After tea and biscuits in Lewisham, we were soon out in the suburbs, with their manicured lawns and streets with names such as Pasture Road and Verdant Lane. On foot, it was surprising to discover just how small London was. Four hours after leaving Trafalgar Square we were on our first footpath; the forgotten sound of birdsong replaced the roar of cars. Soon we reached leafy Chislehurst, where a long, climbing road of mock-Tudor mansions with BMWs on gravel drives looking across to a golf course (what did the homeless pilgrims make of this, I wondered?) led to Scadbury Park, and a nature reserve alive with butterflies and wild flowers.

Swanley, a grim Sixties new town beside the M25, would not normally be a welcome sight, but after 17 miles of hard pavements it was a relief to arrive at the parish church and be greeted with vegetable lasagne and a service. I slept on the floor in front of the altar, and woke at 6am to aching shoulders and a chorus of snoring.

Once you have crossed the motorway, everything changes. Early the next day we climbed on to the North Downs, and soon we were following the ancient Pilgrims' Way through fields of rape and barley, past conical oast-houses and white-timbered mills and postcard villages beside the river Darent. Wherever we went, there was a genuine and touching welcome. We were invited into a garden in Stansted for coffee; given a ploughman's lunch in the village hall at Trottiscliffe (pronounced "Tros-ley"); and before we knew it we had covered another 18 miles and could see our next destination, the 13th-century priory at Aylesford.

The evening sun was turning the priory buildings honey-gold as we relished our first showers.
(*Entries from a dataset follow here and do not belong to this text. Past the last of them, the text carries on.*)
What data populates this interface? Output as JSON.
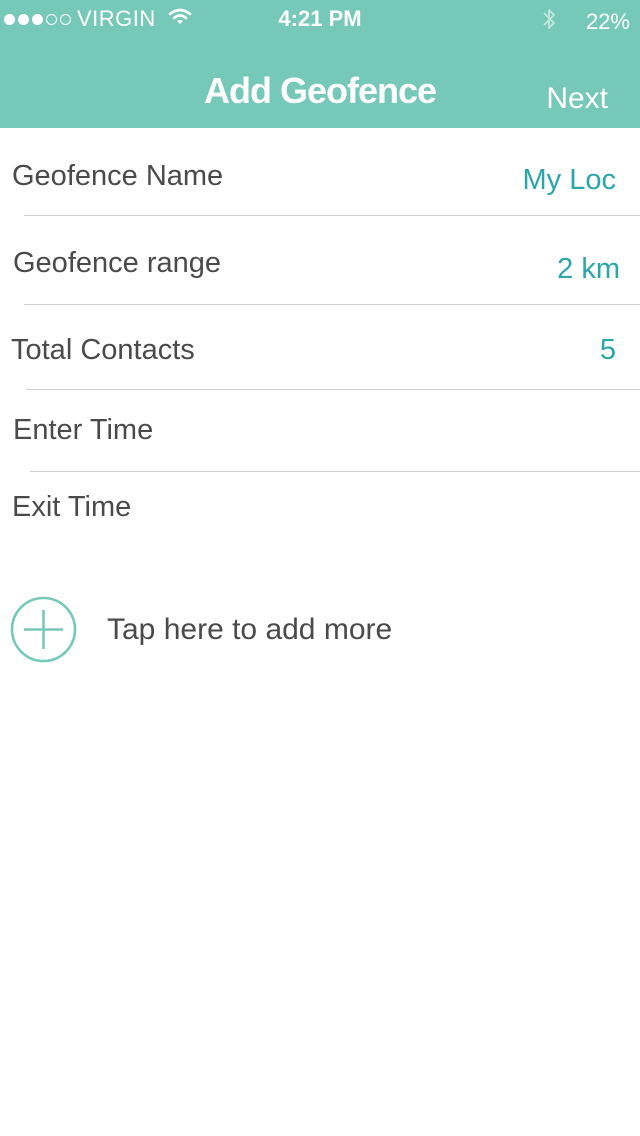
{
  "status_bar": {
    "carrier": "VIRGIN",
    "time": "4:21 PM",
    "battery": "22%",
    "signal_dots_filled": 3,
    "signal_dots_total": 5
  },
  "nav": {
    "title": "Add Geofence",
    "next_label": "Next"
  },
  "fields": [
    {
      "label": "Geofence Name",
      "value": "My Loc"
    },
    {
      "label": "Geofence range",
      "value": "2 km"
    },
    {
      "label": "Total Contacts",
      "value": "5"
    },
    {
      "label": "Enter Time",
      "value": ""
    },
    {
      "label": "Exit Time",
      "value": ""
    }
  ],
  "add_more": {
    "label": "Tap here to add more",
    "icon": "plus-circle-icon"
  },
  "colors": {
    "header": "#76c9b8",
    "accent_value": "#2aa6a8",
    "label_text": "#4a4a4a"
  }
}
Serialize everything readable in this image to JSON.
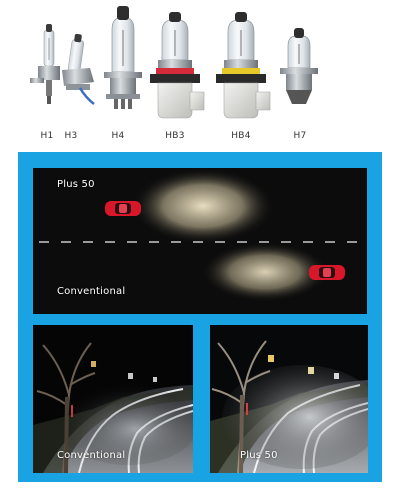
{
  "bulb_labels": [
    "H1",
    "H3",
    "H4",
    "HB3",
    "HB4",
    "H7"
  ],
  "comparison": {
    "top_label": "Plus 50",
    "bottom_label": "Conventional"
  },
  "photos": {
    "left_caption": "Conventional",
    "right_caption": "Plus 50"
  },
  "colors": {
    "frame": "#1aa3e3",
    "night": "#0c0c0c",
    "car": "#d8182a",
    "beam": "#efe4c6"
  }
}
But I foresook the comfortable option of renting a room for pounds 16.50 for another worthy night on the floorboards.

The next day was soon upon us. At Hollingbourne church, the Girl Guides prepared our Sunday lunch and I glanced around the churchyard at my fellow pilgrims. There was Robert, his face weatherbeaten from too many nights on the street, a DKNY cap on his head and a carrier bag containing his few possessions, including books to identify wild flowers along the way. There was Tim, a trainee Roman Catholic priest who had been making his own personal pilgrimage when he decided to come along with ours. There was Mallie, who must have been in her seventies, and Simeon, a seven-year- old boy walking with his Dad. And there were Martin and Bill, relishing their roles as the queens of camp with their shaved heads and earrings, kilts and tight leggings, and heavy innuendo about erecting their tent. No one batted an eyelid; even the solid church women who made our tea pretended not to notice.

At Charing, an olde-England village of timber-framed houses, we slept in the village hall, showered in the cricket pavilion and drank local beer in the Royal Oak. That night there was a poetry reading in the churchyard, which included everything from Chaucer and T S Eliot to Monty Python. The final day went past in a flurry of meals - brunch in the churchyard at Wye, a huge afternoon tea at Chartham, then a three-mile "family walk" along the river to Canterbury for an early supper in the Friends' Meeting House. I walked the final stretch with Errol, learning about the challenges of being both homeless and black. Charities staffed by white volunteers had shown unconscious prejudice; eventually St Martin had helped him to find a flat. "Last year I did this walk because I wanted to give something back to St Martin," he told me. "This year I'm doing it because it was such fun."

Canterbury cathedral loomed up through the apple blossom and suddenly there was a new spring in our steps. Of 71 miles, the last one was the easiest. I stumbled in to a warm welcome, a cup of tea, ratatouille pancakes and a foot massage beneath a birch tree. Then we made our way to the cathedral to give thanks for four heady Chaucerian days, of laughter and fellowship, walking and talking, and listening to Canterbury tales.

canterbury fact file

The eighth St Martin-in-the-Fields pilgrimage for homeless people will take place from 22-25 May 1998. There is a minimum charge of pounds 20 to cover food, basic accommodation, luggage transport and coach travel back to London at the end of the walk. You need to take a sleeping bag, good walking shoes and waterproof clothing. For further details or registration contact 0171-930-9194.